*Required action*
The answer is to be all of the data below, reproduced exactly.

○ ○ ○ ○ ○

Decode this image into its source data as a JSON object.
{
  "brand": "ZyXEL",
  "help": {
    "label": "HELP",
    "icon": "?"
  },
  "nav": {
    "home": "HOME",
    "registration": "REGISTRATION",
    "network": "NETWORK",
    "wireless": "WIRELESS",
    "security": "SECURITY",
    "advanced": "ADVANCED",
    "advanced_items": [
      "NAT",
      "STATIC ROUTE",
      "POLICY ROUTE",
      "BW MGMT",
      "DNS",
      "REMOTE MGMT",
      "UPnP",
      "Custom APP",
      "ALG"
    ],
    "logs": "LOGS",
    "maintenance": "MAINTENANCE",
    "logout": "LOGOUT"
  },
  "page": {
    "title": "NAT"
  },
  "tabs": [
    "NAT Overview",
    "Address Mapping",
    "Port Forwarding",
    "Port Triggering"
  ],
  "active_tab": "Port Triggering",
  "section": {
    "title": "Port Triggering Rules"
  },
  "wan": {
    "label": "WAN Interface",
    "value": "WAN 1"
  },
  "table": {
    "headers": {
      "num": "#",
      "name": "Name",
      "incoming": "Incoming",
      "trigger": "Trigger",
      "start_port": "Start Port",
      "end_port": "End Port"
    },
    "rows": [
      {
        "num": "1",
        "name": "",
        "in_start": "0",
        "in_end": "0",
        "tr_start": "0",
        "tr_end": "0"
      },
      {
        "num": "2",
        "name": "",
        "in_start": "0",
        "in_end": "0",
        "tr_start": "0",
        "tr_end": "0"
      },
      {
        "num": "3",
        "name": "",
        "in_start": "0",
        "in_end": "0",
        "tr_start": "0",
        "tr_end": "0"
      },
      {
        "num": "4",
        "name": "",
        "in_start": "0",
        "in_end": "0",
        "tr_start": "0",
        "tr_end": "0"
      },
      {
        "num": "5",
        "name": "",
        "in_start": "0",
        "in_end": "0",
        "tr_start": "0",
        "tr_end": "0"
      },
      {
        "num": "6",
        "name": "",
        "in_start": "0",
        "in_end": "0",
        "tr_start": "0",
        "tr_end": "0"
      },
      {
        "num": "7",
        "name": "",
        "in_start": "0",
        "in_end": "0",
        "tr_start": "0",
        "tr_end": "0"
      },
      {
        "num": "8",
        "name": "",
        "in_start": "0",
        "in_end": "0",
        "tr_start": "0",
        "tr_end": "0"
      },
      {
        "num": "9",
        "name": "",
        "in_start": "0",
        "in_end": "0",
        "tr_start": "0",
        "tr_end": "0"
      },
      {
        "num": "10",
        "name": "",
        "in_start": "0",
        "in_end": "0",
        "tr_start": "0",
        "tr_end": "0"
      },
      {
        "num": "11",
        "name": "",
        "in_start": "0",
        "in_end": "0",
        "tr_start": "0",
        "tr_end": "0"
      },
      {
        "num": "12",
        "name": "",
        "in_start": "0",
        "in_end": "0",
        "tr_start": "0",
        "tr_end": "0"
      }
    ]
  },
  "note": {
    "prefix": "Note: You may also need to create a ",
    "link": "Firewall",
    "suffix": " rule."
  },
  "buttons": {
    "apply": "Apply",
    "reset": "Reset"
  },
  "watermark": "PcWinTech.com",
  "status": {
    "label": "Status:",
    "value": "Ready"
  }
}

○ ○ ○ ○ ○

*Reply*
Decode this image into its source data as a JSON object.
{
  "brand": "ZyXEL",
  "help": {
    "label": "HELP",
    "icon": "?"
  },
  "nav": {
    "home": "HOME",
    "registration": "REGISTRATION",
    "network": "NETWORK",
    "wireless": "WIRELESS",
    "security": "SECURITY",
    "advanced": "ADVANCED",
    "advanced_items": [
      "NAT",
      "STATIC ROUTE",
      "POLICY ROUTE",
      "BW MGMT",
      "DNS",
      "REMOTE MGMT",
      "UPnP",
      "Custom APP",
      "ALG"
    ],
    "logs": "LOGS",
    "maintenance": "MAINTENANCE",
    "logout": "LOGOUT"
  },
  "page": {
    "title": "NAT"
  },
  "tabs": [
    "NAT Overview",
    "Address Mapping",
    "Port Forwarding",
    "Port Triggering"
  ],
  "active_tab": "Port Triggering",
  "section": {
    "title": "Port Triggering Rules"
  },
  "wan": {
    "label": "WAN Interface",
    "value": "WAN 1"
  },
  "table": {
    "headers": {
      "num": "#",
      "name": "Name",
      "incoming": "Incoming",
      "trigger": "Trigger",
      "start_port": "Start Port",
      "end_port": "End Port"
    },
    "rows": [
      {
        "num": "1",
        "name": "",
        "in_start": "0",
        "in_end": "0",
        "tr_start": "0",
        "tr_end": "0"
      },
      {
        "num": "2",
        "name": "",
        "in_start": "0",
        "in_end": "0",
        "tr_start": "0",
        "tr_end": "0"
      },
      {
        "num": "3",
        "name": "",
        "in_start": "0",
        "in_end": "0",
        "tr_start": "0",
        "tr_end": "0"
      },
      {
        "num": "4",
        "name": "",
        "in_start": "0",
        "in_end": "0",
        "tr_start": "0",
        "tr_end": "0"
      },
      {
        "num": "5",
        "name": "",
        "in_start": "0",
        "in_end": "0",
        "tr_start": "0",
        "tr_end": "0"
      },
      {
        "num": "6",
        "name": "",
        "in_start": "0",
        "in_end": "0",
        "tr_start": "0",
        "tr_end": "0"
      },
      {
        "num": "7",
        "name": "",
        "in_start": "0",
        "in_end": "0",
        "tr_start": "0",
        "tr_end": "0"
      },
      {
        "num": "8",
        "name": "",
        "in_start": "0",
        "in_end": "0",
        "tr_start": "0",
        "tr_end": "0"
      },
      {
        "num": "9",
        "name": "",
        "in_start": "0",
        "in_end": "0",
        "tr_start": "0",
        "tr_end": "0"
      },
      {
        "num": "10",
        "name": "",
        "in_start": "0",
        "in_end": "0",
        "tr_start": "0",
        "tr_end": "0"
      },
      {
        "num": "11",
        "name": "",
        "in_start": "0",
        "in_end": "0",
        "tr_start": "0",
        "tr_end": "0"
      },
      {
        "num": "12",
        "name": "",
        "in_start": "0",
        "in_end": "0",
        "tr_start": "0",
        "tr_end": "0"
      }
    ]
  },
  "note": {
    "prefix": "Note: You may also need to create a ",
    "link": "Firewall",
    "suffix": " rule."
  },
  "buttons": {
    "apply": "Apply",
    "reset": "Reset"
  },
  "watermark": "PcWinTech.com",
  "status": {
    "label": "Status:",
    "value": "Ready"
  }
}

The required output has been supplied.